■ **RECORDS FOR THIS TASK**:
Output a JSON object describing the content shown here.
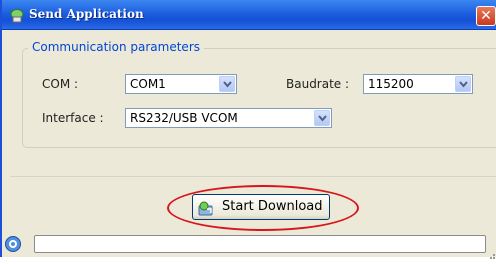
{
  "window": {
    "title": "Send Application",
    "close_glyph": "✕"
  },
  "group": {
    "title": "Communication parameters"
  },
  "com": {
    "label": "COM :",
    "value": "COM1"
  },
  "baudrate": {
    "label": "Baudrate :",
    "value": "115200"
  },
  "interface": {
    "label": "Interface :",
    "value": "RS232/USB VCOM"
  },
  "actions": {
    "start_download_label": "Start Download"
  },
  "status": {
    "text": ""
  },
  "icons": {
    "title": "app-icon",
    "download": "download-icon",
    "status": "info-icon",
    "grip": "resize-grip-icon"
  },
  "colors": {
    "titlebar": "#1e5fe0",
    "groupbox_title": "#0046d5",
    "annotation_ellipse": "#d8151b",
    "face": "#ECE9D8"
  }
}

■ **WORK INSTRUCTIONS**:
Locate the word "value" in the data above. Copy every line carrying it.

■ **OUTPUT OF THE EXERCISE**:
    "value": "COM1"
    "value": "115200"
    "value": "RS232/USB VCOM"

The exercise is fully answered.